Jacob Vanko was born and raised in the Anthracite Coal Region of the Northeast. The blue- collar, hard working town he calls home sits nestled in a valley amid Pennsylvania’s slice of the Appalachian Mountains. Being brought up in an environment where both sides of his family were artistic and musical, the young, impressionable boy was constantly surrounded by an eclectic, creative energy. Jacob would frequently sneak out of bed and peak in on his old man’s blues jams in the basement of his childhood home. His father, a songwriter in his own right, introduced iconic songwriters like John Prine, Joni Mitchell, Bruce Springsteen, Tom Waits and Bob Dylan to his burgeoning, songwriter son.

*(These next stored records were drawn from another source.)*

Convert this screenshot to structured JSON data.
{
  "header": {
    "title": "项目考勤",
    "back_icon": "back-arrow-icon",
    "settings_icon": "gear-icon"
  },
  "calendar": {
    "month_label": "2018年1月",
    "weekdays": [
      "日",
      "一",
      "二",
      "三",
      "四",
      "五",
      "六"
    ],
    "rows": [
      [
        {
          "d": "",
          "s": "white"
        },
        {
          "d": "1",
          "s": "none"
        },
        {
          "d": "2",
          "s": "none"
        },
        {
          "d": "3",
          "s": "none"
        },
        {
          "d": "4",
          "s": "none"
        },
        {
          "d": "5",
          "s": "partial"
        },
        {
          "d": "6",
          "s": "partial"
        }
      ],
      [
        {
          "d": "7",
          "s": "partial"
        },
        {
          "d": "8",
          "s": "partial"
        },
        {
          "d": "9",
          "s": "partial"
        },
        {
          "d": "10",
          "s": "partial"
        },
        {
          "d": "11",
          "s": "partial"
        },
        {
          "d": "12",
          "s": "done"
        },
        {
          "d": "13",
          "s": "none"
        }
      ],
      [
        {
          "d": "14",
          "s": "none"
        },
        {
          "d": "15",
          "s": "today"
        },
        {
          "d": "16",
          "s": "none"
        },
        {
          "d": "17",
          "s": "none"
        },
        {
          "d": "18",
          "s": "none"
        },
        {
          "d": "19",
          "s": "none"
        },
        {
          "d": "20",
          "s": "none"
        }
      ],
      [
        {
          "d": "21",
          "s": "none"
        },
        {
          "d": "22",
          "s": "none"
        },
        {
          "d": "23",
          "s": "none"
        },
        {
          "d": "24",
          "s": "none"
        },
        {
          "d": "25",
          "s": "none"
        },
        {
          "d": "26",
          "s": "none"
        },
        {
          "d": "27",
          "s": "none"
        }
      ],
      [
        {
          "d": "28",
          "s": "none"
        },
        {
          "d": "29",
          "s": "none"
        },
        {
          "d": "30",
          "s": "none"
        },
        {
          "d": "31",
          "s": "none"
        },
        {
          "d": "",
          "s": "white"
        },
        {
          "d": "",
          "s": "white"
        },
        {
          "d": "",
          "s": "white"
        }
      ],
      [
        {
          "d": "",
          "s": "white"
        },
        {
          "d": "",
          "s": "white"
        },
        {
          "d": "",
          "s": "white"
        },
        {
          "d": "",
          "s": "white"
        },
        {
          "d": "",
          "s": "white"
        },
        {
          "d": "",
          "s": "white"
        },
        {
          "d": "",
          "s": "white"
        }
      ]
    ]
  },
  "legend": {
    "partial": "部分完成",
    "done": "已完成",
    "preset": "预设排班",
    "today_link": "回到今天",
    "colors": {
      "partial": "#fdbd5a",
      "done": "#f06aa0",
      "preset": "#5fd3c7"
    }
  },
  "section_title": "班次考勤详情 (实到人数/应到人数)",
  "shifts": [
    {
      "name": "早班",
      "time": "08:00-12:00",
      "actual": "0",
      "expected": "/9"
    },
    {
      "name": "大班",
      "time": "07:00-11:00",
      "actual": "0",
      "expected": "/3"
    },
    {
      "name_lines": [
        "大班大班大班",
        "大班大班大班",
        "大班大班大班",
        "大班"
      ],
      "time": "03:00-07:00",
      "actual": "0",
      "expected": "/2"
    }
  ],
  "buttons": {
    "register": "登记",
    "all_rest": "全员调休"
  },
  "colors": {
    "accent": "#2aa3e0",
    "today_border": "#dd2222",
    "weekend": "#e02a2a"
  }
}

Vanko’s musical lineage also includes figures like his grandfather on his mother’s side, who was a local jazz drummer and his aunt on his father’s side, who was a nationally prominent classical pianist.
“ I used to go to those piano lessons kicking and screaming. My 8 year old brain just didn’t have a clue that I was being taught by one of the best piano teachers in the country. Now I wish I could sit with her for 5 minutes and talk about music and life. That’s what my song ‘The Garden’ is about.”
As a teen growing up in the late 1990’s and early 2000’s, the raw and rebellious artist gravitated towards the furious, dark and heavy sounds of groups like Alice in Chains, Soundgarden, Nirvana, Pearl Jam and Tool. The melodic and unique sounds of grunge in all its glory with the gritty guitar tones, aggressive vocals and well crafted songs were major contributing factors to the evolution and development of Vanko’s writing and live performance energy. “Chris Cornell (soundgarden) made me want to sing and Adam Duritz (Counting Crows) made me want to write.”
Jacob found himself coming into his own as a songwriter in his 20’s. Migrating from Pennsylvania to land in Southeast Virginia, his life experiences to this point painted a curious picture of the world. Social observations, the ugliness of inner struggle, searching and questioning brought an intense quality to his writing. The early seeds of traditional blues, folk, country and bluegrass have collided with the bold sounds of grunge and rock influences forging a poetic, Americana songwriter with a furious live stage presence.